Our time certainly demands some new thoughts in this respect, as we cannot continue to think in an antique or medieval way when we enter the sphere of
religious experience.

Thank you very much for the nice photos.

It is good for one’s self-education to see some undeniable evidence for the stupidity of facial expression.

Yours sincerely,

C.G. Jung ~Carl Jung, Letters Vol. II, Pages 580-581

Carl Jung on “Cognition of the Whole.”

To M. Sickesz

Dear Colleague, 19 November 1959

Best thanks for your friendly letter.

Unfortunately I can answer only one central question, that concerning consciousness and self.

By definition, the self is a combination of consciousness and the Unconscious and is therefore more comprehensive than the ego.

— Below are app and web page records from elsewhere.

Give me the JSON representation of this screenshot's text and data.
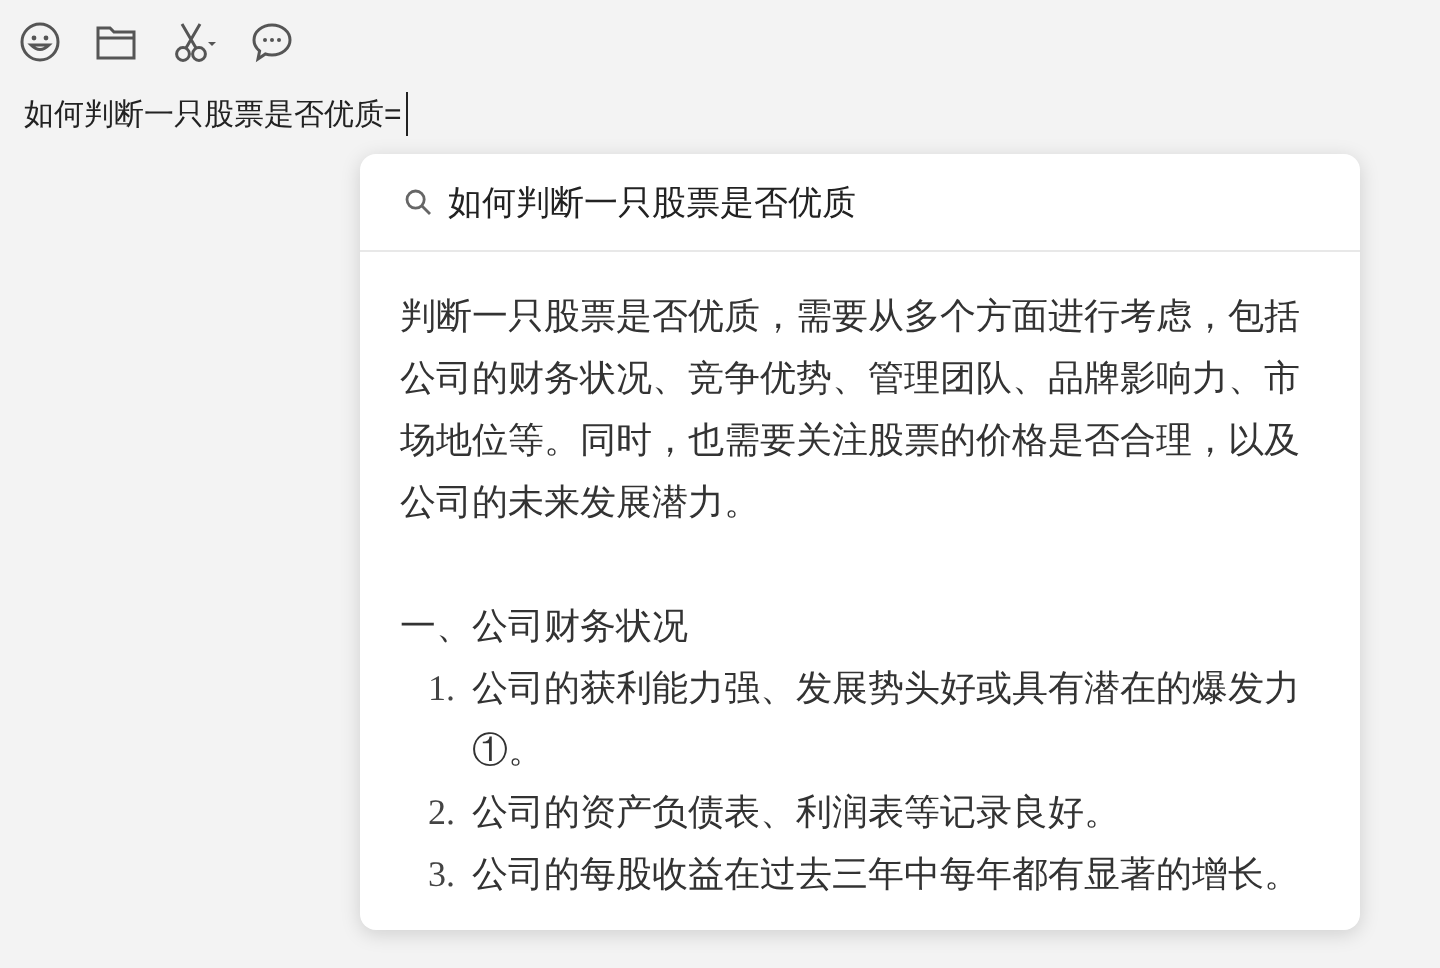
{
  "toolbar": {
    "icons": [
      {
        "kind": "emoji"
      },
      {
        "kind": "folder"
      },
      {
        "kind": "scissors"
      },
      {
        "kind": "chat"
      }
    ]
  },
  "input": {
    "value": "如何判断一只股票是否优质="
  },
  "popup": {
    "query": "如何判断一只股票是否优质",
    "paragraph": "判断一只股票是否优质，需要从多个方面进行考虑，包括公司的财务状况、竞争优势、管理团队、品牌影响力、市场地位等。同时，也需要关注股票的价格是否合理，以及公司的未来发展潜力。",
    "heading": "一、公司财务状况",
    "list": [
      {
        "number": "1.",
        "text": "公司的获利能力强、发展势头好或具有潜在的爆发力①。"
      },
      {
        "number": "2.",
        "text": "公司的资产负债表、利润表等记录良好。"
      },
      {
        "number": "3.",
        "text": "公司的每股收益在过去三年中每年都有显著的增长。"
      }
    ]
  }
}
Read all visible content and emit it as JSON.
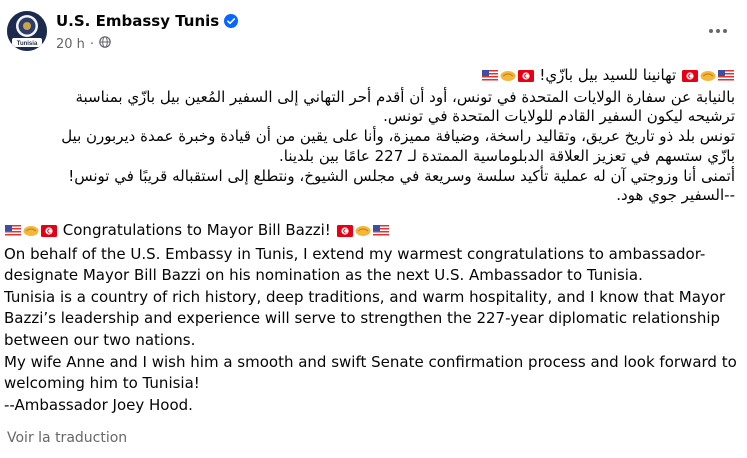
{
  "header": {
    "page_name": "U.S. Embassy Tunis",
    "avatar_text": "Tunisia",
    "timestamp": "20 h",
    "separator": "·"
  },
  "icons": {
    "verified": "verified-badge-icon",
    "audience": "globe-icon",
    "more": "more-options-icon",
    "flags": [
      "usa-flag-icon",
      "tunisia-flag-icon",
      "handshake-icon"
    ]
  },
  "colors": {
    "verified_blue": "#0866ff",
    "text": "#050505",
    "secondary_text": "#65676b",
    "flag_red": "#e70013"
  },
  "post": {
    "arabic_lines": [
      "تهانينا للسيد بيل بازّي!",
      "بالنيابة عن سفارة الولايات المتحدة في تونس، أود أن أقدم أحر التهاني إلى السفير المُعين بيل بازّي بمناسبة",
      "ترشيحه ليكون السفير القادم للولايات المتحدة في تونس.",
      "تونس بلد ذو تاريخ عريق، وتقاليد راسخة، وضيافة مميزة، وأنا على يقين من أن قيادة وخبرة عمدة ديربورن بيل",
      "بازّي ستسهم في تعزيز العلاقة الدبلوماسية الممتدة لـ 227 عامًا بين بلدينا.",
      "أتمنى أنا وزوجتي آن له عملية تأكيد سلسة وسريعة في مجلس الشيوخ، ونتطلع إلى استقباله قريبًا في تونس!",
      "--السفير جوي هود."
    ],
    "english_title": "Congratulations to Mayor Bill Bazzi!",
    "english_lines": [
      "On behalf of the U.S. Embassy in Tunis, I extend my warmest congratulations to ambassador-",
      "designate Mayor Bill Bazzi on his nomination as the next U.S. Ambassador to Tunisia.",
      "Tunisia is a country of rich history, deep traditions, and warm hospitality, and I know that Mayor",
      "Bazzi’s leadership and experience will serve to strengthen the 227-year diplomatic relationship",
      "between our two nations.",
      "My wife Anne and I wish him a smooth and swift Senate confirmation process and look forward to",
      "welcoming him to Tunisia!",
      "--Ambassador Joey Hood."
    ]
  },
  "footer": {
    "see_translation": "Voir la traduction"
  }
}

Only what is associated with the ego can become conscious.

But since the ego is only a part of the whole, I can become conscious only of a part.

The whole can be comprehended only by a whole.

Therefore, when the self qua whole grasps something, it grasps the whole.

But this whole is much too big for the ego to grasp.

It can only be divined, but this is not cognition.

I can become conscious neither of the whole of myself nor of the whole of the world.

I know that the East believes in a consciousness without a subject and says that the personal atman is capable of encompassing the knowledge of the whole.

Nevertheless the East also says that dreamless sleep is the highest stage of cognition.

For us this is an inconceivable paradox because dreamless sleep is, for us, the epitome of an unconscious state in which no consciousness exists, as we understand it.

Empirically, we do not know what happens in this state, since there is no subject to cognize it, at least for us.

On the contrary, I must admit that as my cognition is piecemeal and that my ego is far from being able to cognize a whole.

Also, I have never discovered, either in the literature or in conversation with an Oriental, any cognition that could be said to be a cognition of the whole.

It is merely said to be so, just as we Christians say that we are redeemed of our sins by Christ.

Unfortunately I haven’t yet noticed anything of the sort, any more than I have noticed a cognition of the self as subject.

Hoping I have made my standpoint clear, and with collegial regards,

Yours sincerely,

C.G. Jung ~Carl Jung, Letters Vol. II, Pages 523-524